Data Block Start

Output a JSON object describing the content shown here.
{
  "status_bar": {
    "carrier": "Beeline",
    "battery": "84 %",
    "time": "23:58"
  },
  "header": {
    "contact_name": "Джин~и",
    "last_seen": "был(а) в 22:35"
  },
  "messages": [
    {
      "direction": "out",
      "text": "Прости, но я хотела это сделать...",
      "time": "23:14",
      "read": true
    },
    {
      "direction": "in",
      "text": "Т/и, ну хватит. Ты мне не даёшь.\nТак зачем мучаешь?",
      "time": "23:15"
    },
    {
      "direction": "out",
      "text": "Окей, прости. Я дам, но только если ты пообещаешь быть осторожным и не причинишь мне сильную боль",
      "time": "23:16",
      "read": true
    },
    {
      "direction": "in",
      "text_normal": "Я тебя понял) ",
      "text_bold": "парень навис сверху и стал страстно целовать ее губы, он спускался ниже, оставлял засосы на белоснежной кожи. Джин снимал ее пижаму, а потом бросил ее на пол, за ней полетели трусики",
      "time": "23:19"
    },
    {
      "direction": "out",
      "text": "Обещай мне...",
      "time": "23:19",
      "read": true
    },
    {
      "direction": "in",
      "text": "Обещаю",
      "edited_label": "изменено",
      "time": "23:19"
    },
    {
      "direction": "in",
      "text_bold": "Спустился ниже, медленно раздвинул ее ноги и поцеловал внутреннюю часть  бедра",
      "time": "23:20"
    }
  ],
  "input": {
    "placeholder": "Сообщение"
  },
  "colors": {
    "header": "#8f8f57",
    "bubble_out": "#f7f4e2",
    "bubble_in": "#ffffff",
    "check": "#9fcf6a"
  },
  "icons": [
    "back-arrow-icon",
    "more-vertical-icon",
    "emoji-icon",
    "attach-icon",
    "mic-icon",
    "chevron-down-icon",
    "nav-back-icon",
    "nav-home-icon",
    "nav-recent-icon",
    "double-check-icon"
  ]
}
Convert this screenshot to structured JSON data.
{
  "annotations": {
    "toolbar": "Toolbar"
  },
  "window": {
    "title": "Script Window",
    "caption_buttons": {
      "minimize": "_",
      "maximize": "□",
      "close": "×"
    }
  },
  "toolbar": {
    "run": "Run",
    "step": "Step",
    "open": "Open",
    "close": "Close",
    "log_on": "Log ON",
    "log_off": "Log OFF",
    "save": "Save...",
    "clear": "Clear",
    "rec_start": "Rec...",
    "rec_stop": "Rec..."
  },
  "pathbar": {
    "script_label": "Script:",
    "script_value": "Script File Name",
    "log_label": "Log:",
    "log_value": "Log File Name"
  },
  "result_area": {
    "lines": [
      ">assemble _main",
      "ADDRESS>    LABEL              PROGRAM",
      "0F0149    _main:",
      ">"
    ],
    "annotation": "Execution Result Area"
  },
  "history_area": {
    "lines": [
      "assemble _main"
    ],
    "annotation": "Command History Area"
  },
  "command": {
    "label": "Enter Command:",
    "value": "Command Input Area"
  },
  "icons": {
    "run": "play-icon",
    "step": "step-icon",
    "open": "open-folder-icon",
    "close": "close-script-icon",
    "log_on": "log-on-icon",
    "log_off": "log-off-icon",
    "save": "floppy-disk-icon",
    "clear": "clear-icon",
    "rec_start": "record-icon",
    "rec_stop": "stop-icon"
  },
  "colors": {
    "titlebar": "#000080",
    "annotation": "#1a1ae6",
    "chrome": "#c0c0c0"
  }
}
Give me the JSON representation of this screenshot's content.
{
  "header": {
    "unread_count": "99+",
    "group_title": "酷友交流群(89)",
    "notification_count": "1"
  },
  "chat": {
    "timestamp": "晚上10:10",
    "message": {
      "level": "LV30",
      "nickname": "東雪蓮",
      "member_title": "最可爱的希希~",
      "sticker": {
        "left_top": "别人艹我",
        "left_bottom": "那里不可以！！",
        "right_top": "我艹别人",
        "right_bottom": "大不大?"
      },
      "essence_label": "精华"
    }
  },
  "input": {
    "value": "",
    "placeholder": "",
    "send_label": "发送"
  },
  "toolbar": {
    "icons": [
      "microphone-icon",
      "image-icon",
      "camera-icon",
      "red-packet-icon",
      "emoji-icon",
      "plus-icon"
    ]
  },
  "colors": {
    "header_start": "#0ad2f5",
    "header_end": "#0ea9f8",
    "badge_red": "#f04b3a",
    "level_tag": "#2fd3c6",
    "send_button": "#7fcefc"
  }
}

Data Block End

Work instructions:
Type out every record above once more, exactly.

The answer:
Output a JSON object describing the content shown here.
{
  "status_bar": {
    "carrier": "Beeline",
    "battery": "84 %",
    "time": "23:58"
  },
  "header": {
    "contact_name": "Джин~и",
    "last_seen": "был(а) в 22:35"
  },
  "messages": [
    {
      "direction": "out",
      "text": "Прости, но я хотела это сделать...",
      "time": "23:14",
      "read": true
    },
    {
      "direction": "in",
      "text": "Т/и, ну хватит. Ты мне не даёшь.\nТак зачем мучаешь?",
      "time": "23:15"
    },
    {
      "direction": "out",
      "text": "Окей, прости. Я дам, но только если ты пообещаешь быть осторожным и не причинишь мне сильную боль",
      "time": "23:16",
      "read": true
    },
    {
      "direction": "in",
      "text_normal": "Я тебя понял) ",
      "text_bold": "парень навис сверху и стал страстно целовать ее губы, он спускался ниже, оставлял засосы на белоснежной кожи. Джин снимал ее пижаму, а потом бросил ее на пол, за ней полетели трусики",
      "time": "23:19"
    },
    {
      "direction": "out",
      "text": "Обещай мне...",
      "time": "23:19",
      "read": true
    },
    {
      "direction": "in",
      "text": "Обещаю",
      "edited_label": "изменено",
      "time": "23:19"
    },
    {
      "direction": "in",
      "text_bold": "Спустился ниже, медленно раздвинул ее ноги и поцеловал внутреннюю часть  бедра",
      "time": "23:20"
    }
  ],
  "input": {
    "placeholder": "Сообщение"
  },
  "colors": {
    "header": "#8f8f57",
    "bubble_out": "#f7f4e2",
    "bubble_in": "#ffffff",
    "check": "#9fcf6a"
  },
  "icons": [
    "back-arrow-icon",
    "more-vertical-icon",
    "emoji-icon",
    "attach-icon",
    "mic-icon",
    "chevron-down-icon",
    "nav-back-icon",
    "nav-home-icon",
    "nav-recent-icon",
    "double-check-icon"
  ]
}
Convert this screenshot to structured JSON data.
{
  "annotations": {
    "toolbar": "Toolbar"
  },
  "window": {
    "title": "Script Window",
    "caption_buttons": {
      "minimize": "_",
      "maximize": "□",
      "close": "×"
    }
  },
  "toolbar": {
    "run": "Run",
    "step": "Step",
    "open": "Open",
    "close": "Close",
    "log_on": "Log ON",
    "log_off": "Log OFF",
    "save": "Save...",
    "clear": "Clear",
    "rec_start": "Rec...",
    "rec_stop": "Rec..."
  },
  "pathbar": {
    "script_label": "Script:",
    "script_value": "Script File Name",
    "log_label": "Log:",
    "log_value": "Log File Name"
  },
  "result_area": {
    "lines": [
      ">assemble _main",
      "ADDRESS>    LABEL              PROGRAM",
      "0F0149    _main:",
      ">"
    ],
    "annotation": "Execution Result Area"
  },
  "history_area": {
    "lines": [
      "assemble _main"
    ],
    "annotation": "Command History Area"
  },
  "command": {
    "label": "Enter Command:",
    "value": "Command Input Area"
  },
  "icons": {
    "run": "play-icon",
    "step": "step-icon",
    "open": "open-folder-icon",
    "close": "close-script-icon",
    "log_on": "log-on-icon",
    "log_off": "log-off-icon",
    "save": "floppy-disk-icon",
    "clear": "clear-icon",
    "rec_start": "record-icon",
    "rec_stop": "stop-icon"
  },
  "colors": {
    "titlebar": "#000080",
    "annotation": "#1a1ae6",
    "chrome": "#c0c0c0"
  }
}
Give me the JSON representation of this screenshot's content.
{
  "header": {
    "unread_count": "99+",
    "group_title": "酷友交流群(89)",
    "notification_count": "1"
  },
  "chat": {
    "timestamp": "晚上10:10",
    "message": {
      "level": "LV30",
      "nickname": "東雪蓮",
      "member_title": "最可爱的希希~",
      "sticker": {
        "left_top": "别人艹我",
        "left_bottom": "那里不可以！！",
        "right_top": "我艹别人",
        "right_bottom": "大不大?"
      },
      "essence_label": "精华"
    }
  },
  "input": {
    "value": "",
    "placeholder": "",
    "send_label": "发送"
  },
  "toolbar": {
    "icons": [
      "microphone-icon",
      "image-icon",
      "camera-icon",
      "red-packet-icon",
      "emoji-icon",
      "plus-icon"
    ]
  },
  "colors": {
    "header_start": "#0ad2f5",
    "header_end": "#0ea9f8",
    "badge_red": "#f04b3a",
    "level_tag": "#2fd3c6",
    "send_button": "#7fcefc"
  }
}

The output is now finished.